United States Department of Agriculture

Agricultural Research Service


item Satter, Larry
item Reis, R

Submitted to: Reuniao Anual Da Sociedade Brasileira De Zootechnia Proceedings
Publication Type: Proceedings
Publication Acceptance Date: 8/1/1997
Publication Date: N/A
Citation: N/A

Interpretive Summary:

Technical Abstract: Milk production under confinement conditions with conserved forages is almost always more expensive than relying on grazing as a means to provide forage to lactating cows. Therefore, higher levels of milk production must be achieved under confinement to overcome the higher capital costs associated with forage harvest and storage. The most obvious way of achieving higher milk production is to improve the quality of forages fed. Under semi-tropical conditions, corn silage may be the most economical forage to grow. Warm season grasses, while possessing high yield potential, lack quality. Tropical legumes possess reasonable quality, but establishing high yielding stands is difficult. Dry matter losses associated with harvest and conservation of forages is normally lower for silage than hay.
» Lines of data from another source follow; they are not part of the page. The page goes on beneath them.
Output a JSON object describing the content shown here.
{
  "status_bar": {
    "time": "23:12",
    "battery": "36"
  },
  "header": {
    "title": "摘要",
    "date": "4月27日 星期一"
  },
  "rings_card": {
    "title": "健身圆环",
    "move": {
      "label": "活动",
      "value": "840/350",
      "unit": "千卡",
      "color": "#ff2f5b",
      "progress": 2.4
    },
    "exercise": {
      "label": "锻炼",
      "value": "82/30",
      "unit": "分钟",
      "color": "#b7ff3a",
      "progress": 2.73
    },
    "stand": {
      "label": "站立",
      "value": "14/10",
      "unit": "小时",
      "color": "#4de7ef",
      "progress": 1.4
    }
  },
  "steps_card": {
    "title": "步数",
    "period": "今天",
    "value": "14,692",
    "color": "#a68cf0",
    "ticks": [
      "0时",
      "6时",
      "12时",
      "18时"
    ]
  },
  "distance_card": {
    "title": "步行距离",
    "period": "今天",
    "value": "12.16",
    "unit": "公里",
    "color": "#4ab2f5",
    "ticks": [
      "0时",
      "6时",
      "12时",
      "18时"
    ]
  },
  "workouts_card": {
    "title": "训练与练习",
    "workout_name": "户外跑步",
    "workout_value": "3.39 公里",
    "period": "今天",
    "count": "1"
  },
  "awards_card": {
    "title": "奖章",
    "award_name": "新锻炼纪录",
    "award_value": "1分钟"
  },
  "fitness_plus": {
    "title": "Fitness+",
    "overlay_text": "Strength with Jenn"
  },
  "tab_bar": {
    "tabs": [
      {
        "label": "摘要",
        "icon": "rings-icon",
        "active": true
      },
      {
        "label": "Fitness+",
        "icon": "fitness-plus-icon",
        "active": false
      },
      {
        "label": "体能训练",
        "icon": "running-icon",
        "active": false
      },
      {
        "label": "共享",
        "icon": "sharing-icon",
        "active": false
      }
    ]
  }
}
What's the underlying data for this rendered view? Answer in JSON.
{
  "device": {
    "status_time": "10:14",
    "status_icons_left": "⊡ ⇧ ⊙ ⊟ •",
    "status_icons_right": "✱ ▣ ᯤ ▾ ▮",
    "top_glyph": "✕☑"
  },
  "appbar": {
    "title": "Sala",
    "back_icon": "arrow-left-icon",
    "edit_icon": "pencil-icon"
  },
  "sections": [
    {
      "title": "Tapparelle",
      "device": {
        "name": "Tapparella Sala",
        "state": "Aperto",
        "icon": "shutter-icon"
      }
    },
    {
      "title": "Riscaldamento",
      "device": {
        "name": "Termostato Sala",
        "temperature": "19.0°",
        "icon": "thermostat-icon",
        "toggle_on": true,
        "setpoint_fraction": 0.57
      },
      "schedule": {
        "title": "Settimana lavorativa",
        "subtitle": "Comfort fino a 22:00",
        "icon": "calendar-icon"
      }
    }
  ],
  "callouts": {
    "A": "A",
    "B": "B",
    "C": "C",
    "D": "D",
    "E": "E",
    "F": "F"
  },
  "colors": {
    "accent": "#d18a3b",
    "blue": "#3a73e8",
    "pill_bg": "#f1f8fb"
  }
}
Therefore, ensiling is the preferred method of conservation. Another way to increase milk production under confinement feeding is to increase energy density in the diet. This can be accomplished through increased grain feeding or through processing (fine grinding, steam flaking) of supplemental grain. Sorghum or milo responds very well to steam flaking, and corn can benefit from either steam flaking or fine grinding but to a lesser extent than does milo.

Last Modified: 09/22/2017
Footer Content Back to Top of Page